Gang Starr's Gastronomical Delights

Imagine that you're one of the best chefs in the world, and that you're

planning the grand opening of your restaurant. Sure, you might sell a few

of your recipes to cookbook publishers and other restaurant owners desperate to

capitalize on your cooking talents, but you're gonna save the best

goodies for yourself, right? I mean, you're not stupid.

DJ Premier, the production half of Gang Starr, isn't stupid either.

Since he finally came into his own on 1990's Step into the Arena (Gang

Starr's second album), Premier has been the most consistently brilliant

hip-hop producer of the '90s. Dr. Dre and other shining lights of

hip-hop can't make that claim, because it seems that Premier is the only

dude who hasn't fallen off, even for a second. The Wu's RZA doesn't

count, because when you compare his production in the early 1990s when he

was Prince Rakeem, a solo artist, to the sound he developed for the Wu's

debut album, it's obvious that RZA was most definitely influenced by

Premier. (Anyway, it seems that RZA seems to be taking this whole

production thing in another direction, because -- to continue the restaurant

metaphor -- he's growing content with franchising his trademark sound to

an army of cooks who know how to tweak that treble the right way.)

So, after a four year hiatus, and with a couple hundred

production credits for other artists under his belt, Premier and his

partner in rhyme, Guru, are back in business after having cooked up the

best batch of cookies and cakes you've tasted since, well, they

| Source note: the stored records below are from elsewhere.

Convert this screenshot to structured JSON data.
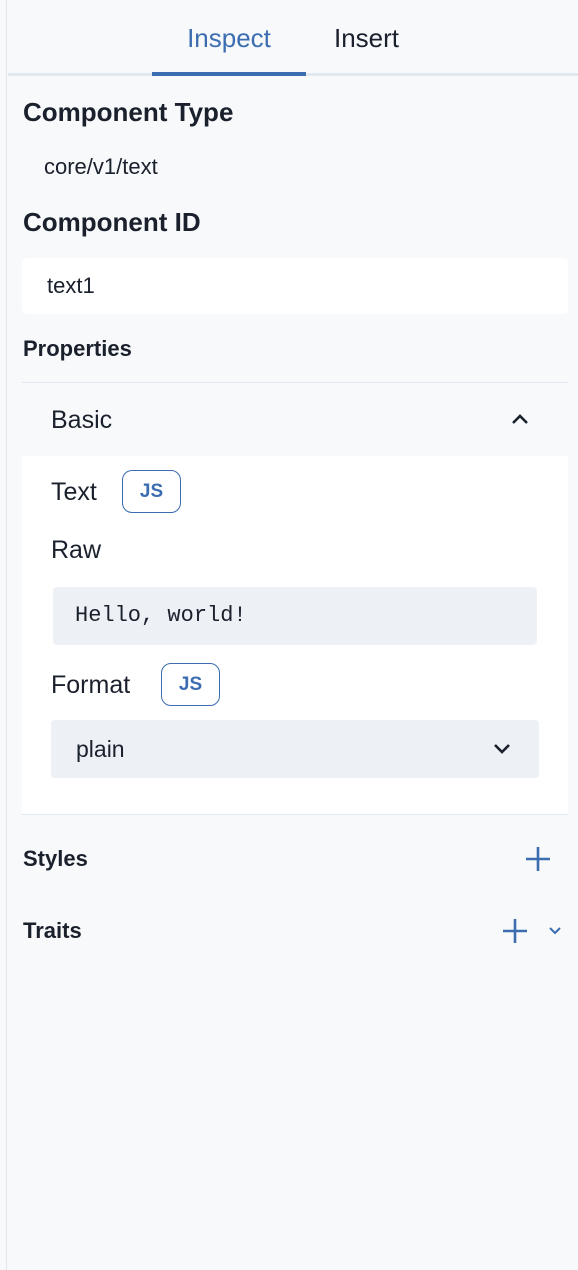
{
  "tabs": [
    {
      "label": "Inspect",
      "active": true
    },
    {
      "label": "Insert",
      "active": false
    }
  ],
  "component_type": {
    "title": "Component Type",
    "value": "core/v1/text"
  },
  "component_id": {
    "title": "Component ID",
    "value": "text1"
  },
  "properties": {
    "title": "Properties",
    "group": {
      "label": "Basic",
      "expanded": true,
      "text_field": {
        "label": "Text",
        "js_badge": "JS",
        "mode_label": "Raw",
        "value": "Hello, world!"
      },
      "format_field": {
        "label": "Format",
        "js_badge": "JS",
        "selected": "plain"
      }
    }
  },
  "styles": {
    "title": "Styles"
  },
  "traits": {
    "title": "Traits"
  },
  "colors": {
    "accent": "#3b6db0",
    "background": "#f7f9fb",
    "input_bg": "#edf0f5",
    "text": "#1a202c"
  }
}
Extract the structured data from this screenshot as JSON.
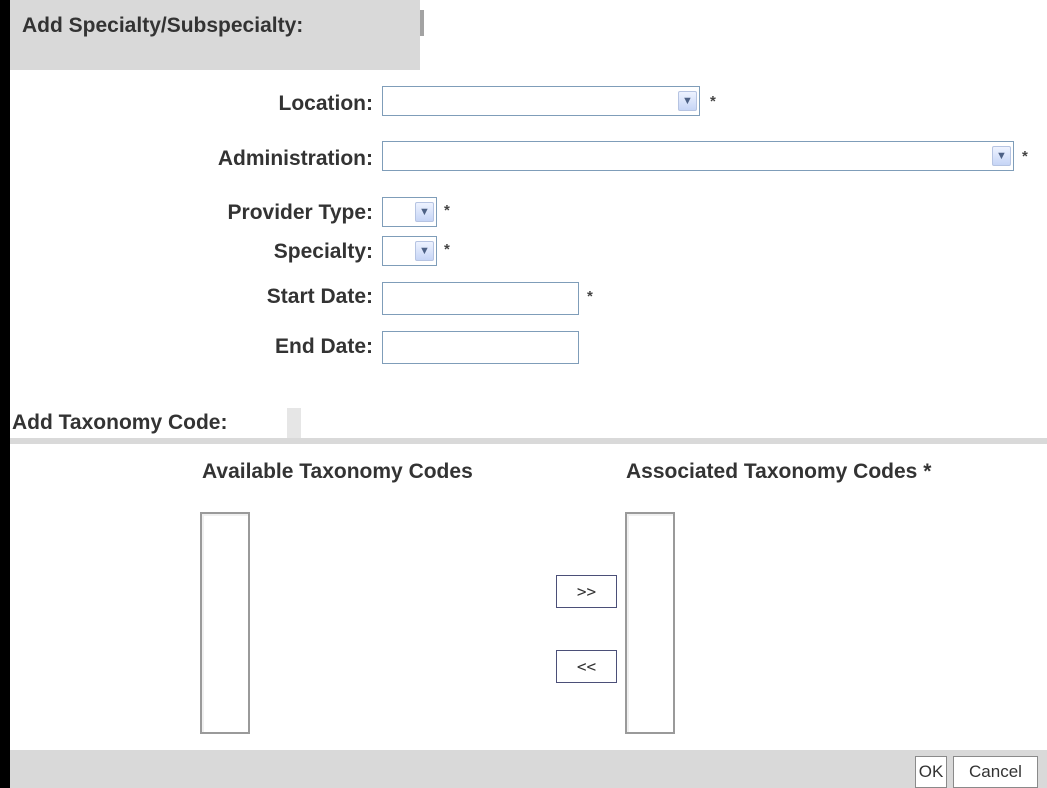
{
  "header": {
    "title": "Add Specialty/Subspecialty:"
  },
  "form": {
    "location": {
      "label": "Location:",
      "value": "",
      "required": "*"
    },
    "administration": {
      "label": "Administration:",
      "value": "",
      "required": "*"
    },
    "provider_type": {
      "label": "Provider Type:",
      "value": "",
      "required": "*"
    },
    "specialty": {
      "label": "Specialty:",
      "value": "",
      "required": "*"
    },
    "start_date": {
      "label": "Start Date:",
      "value": "",
      "required": "*"
    },
    "end_date": {
      "label": "End Date:",
      "value": ""
    }
  },
  "taxonomy": {
    "title": "Add Taxonomy Code:",
    "available_label": "Available Taxonomy Codes",
    "associated_label": "Associated Taxonomy Codes *",
    "add_label": ">>",
    "remove_label": "<<"
  },
  "footer": {
    "ok_label": "OK",
    "cancel_label": "Cancel"
  },
  "icons": {
    "dropdown_arrow": "chevron-down-icon"
  },
  "colors": {
    "panel_gray": "#d9d9d9",
    "input_border": "#7f9db9",
    "dropdown_button": "#c6d5f6"
  }
}
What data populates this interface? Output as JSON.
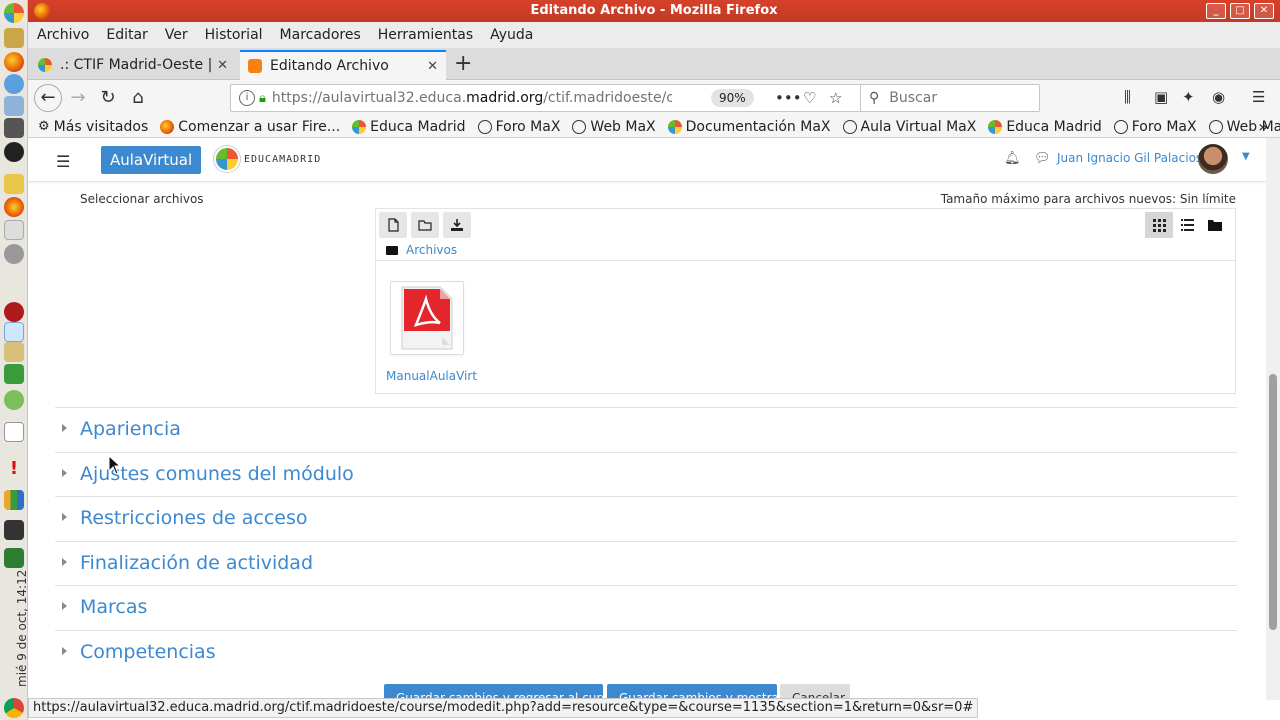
{
  "window": {
    "title": "Editando Archivo - Mozilla Firefox"
  },
  "dock": {
    "clock": "mié 9 de oct, 14:12"
  },
  "menu": [
    "Archivo",
    "Editar",
    "Ver",
    "Historial",
    "Marcadores",
    "Herramientas",
    "Ayuda"
  ],
  "tabs": [
    {
      "label": ".: CTIF Madrid-Oeste | N",
      "active": false
    },
    {
      "label": "Editando Archivo",
      "active": true
    }
  ],
  "nav": {
    "url_prefix": "https://aulavirtual32.educa.",
    "url_domain": "madrid.org",
    "url_suffix": "/ctif.madridoeste/cour",
    "zoom": "90%",
    "search_placeholder": "Buscar"
  },
  "bookmarks": [
    {
      "label": "Más visitados",
      "icon": "gear-icon"
    },
    {
      "label": "Comenzar a usar Fire...",
      "icon": "firefox-icon"
    },
    {
      "label": "Educa Madrid",
      "icon": "educamadrid-icon"
    },
    {
      "label": "Foro MaX",
      "icon": "globe-icon"
    },
    {
      "label": "Web MaX",
      "icon": "globe-icon"
    },
    {
      "label": "Documentación MaX",
      "icon": "educamadrid-icon"
    },
    {
      "label": "Aula Virtual MaX",
      "icon": "globe-icon"
    },
    {
      "label": "Educa Madrid",
      "icon": "educamadrid-icon"
    },
    {
      "label": "Foro MaX",
      "icon": "globe-icon"
    },
    {
      "label": "Web MaX",
      "icon": "globe-icon"
    }
  ],
  "moodle": {
    "brand_button": "AulaVirtual",
    "logo_text": "EDUCAMADRID",
    "user_name": "Juan Ignacio Gil Palacios"
  },
  "filepicker": {
    "label": "Seleccionar archivos",
    "max_size": "Tamaño máximo para archivos nuevos: Sin límite",
    "path": "Archivos",
    "file_name": "ManualAulaVirt"
  },
  "sections": [
    "Apariencia",
    "Ajustes comunes del módulo",
    "Restricciones de acceso",
    "Finalización de actividad",
    "Marcas",
    "Competencias"
  ],
  "footer_buttons": [
    "Guardar cambios y regresar al curso",
    "Guardar cambios y mostrar",
    "Cancelar"
  ],
  "status_url": "https://aulavirtual32.educa.madrid.org/ctif.madridoeste/course/modedit.php?add=resource&type=&course=1135&section=1&return=0&sr=0#",
  "colors": {
    "accent": "#3c89d0",
    "titlebar": "#c8402a",
    "tab_active_border": "#0a84ff"
  }
}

served their last platter. Even with 20 songs crammed onto the plate,

there isn't much in the way of filler. Opening with the ace-in-the-hole

single, "You Know My Steez," Premier subtly scratches up a little storm

before he lets a jazz-guitar line and a thumping bass take over. Atop the

expertly crafted beats, Guru -- the self-described "king of

monotone" -- invokes the spirit of hip-hop, alludes to the fact that he's

the Wizard of Oz and disses "all the rappers who lack over Premier

tracks." Just another day in the life of one Gifted Universal Rhymes

Unlimited.

Gang Starr aren't breaking any new ground, but so what? Their

recipes still taste great. Some tracks, such as "Above the Clouds"

and "Robbin Hood Theory," feature Premier's well-known blip-bleep

sonar-inflected electronic underwater sound effects. Others contain the

quasi-jazz leanings of "You Know My Steez," "What I'm Here 4" and "She

Knows What She Wants." And still others -- "Royalty" and "Moment of Truth,"

for instance -- feature another Premier production standby, a looped string

arrangement that gives the song a dark, foreboding vibe. Still,

what makes Premier a better producer than, say, RZA is that he's capable

of greater variety and, more importantly, occasionally surprising the

listener (though I wish he'd try to surprise me a little more, but that's

another issue).

Despite the fact that Gang Starr are following a formula -- which they

acknowledge during a spoken-word moment in the intro -- Moment of

Truth is different from their previous efforts in that it contains

numerous cameos from beyond the extended Gang Starr family. The most

shocking cameo for hardcore hip-hop heads is the appearance on "Royalty"

of K-Ci and JoJo, the duo of brothers that make up half the R&B group,

Jodeci. "Sacrilege!" some uptight "keepin' it real" folks may scream.

Don't fear. Because, as Guru and Premier have defensively claimed, this

isn't an R&B/hip-hop fusion sellout. It simply sounds like another murky

Gang Starr track with the voices of soulful brothers woven into the

strings, tinkling pianos, rolling bassline and galloping percussion

backbeat.

Guru and Premier have chosen their guest stars well, because some of the

most memorable songs are the ones that contain cameos. For instance,

"Above the Clouds," featuring the Wu's Inspectah Deck, is one of the best

Gang Starr songs I've heard in a while. A typically busy Premier

production, "Above the Clouds" kind of makes me feel like I'm actually

floating through space, though it's no "Night Flight to Venus" by Boney M.

"Itz a Set Up," featuring Hannibal, and "B.I. vs Friendship," featuring

M.O.P., bounce a little more than usual, and Scarface's appearance on

"Betrayal" pushes Guru to produce some of the most introspective and

poetic rhymes of his career.

But the real key to Moment of Truth's success is the

remarkable chemistry between Premier and Guru, the little DJ and MC team

that could.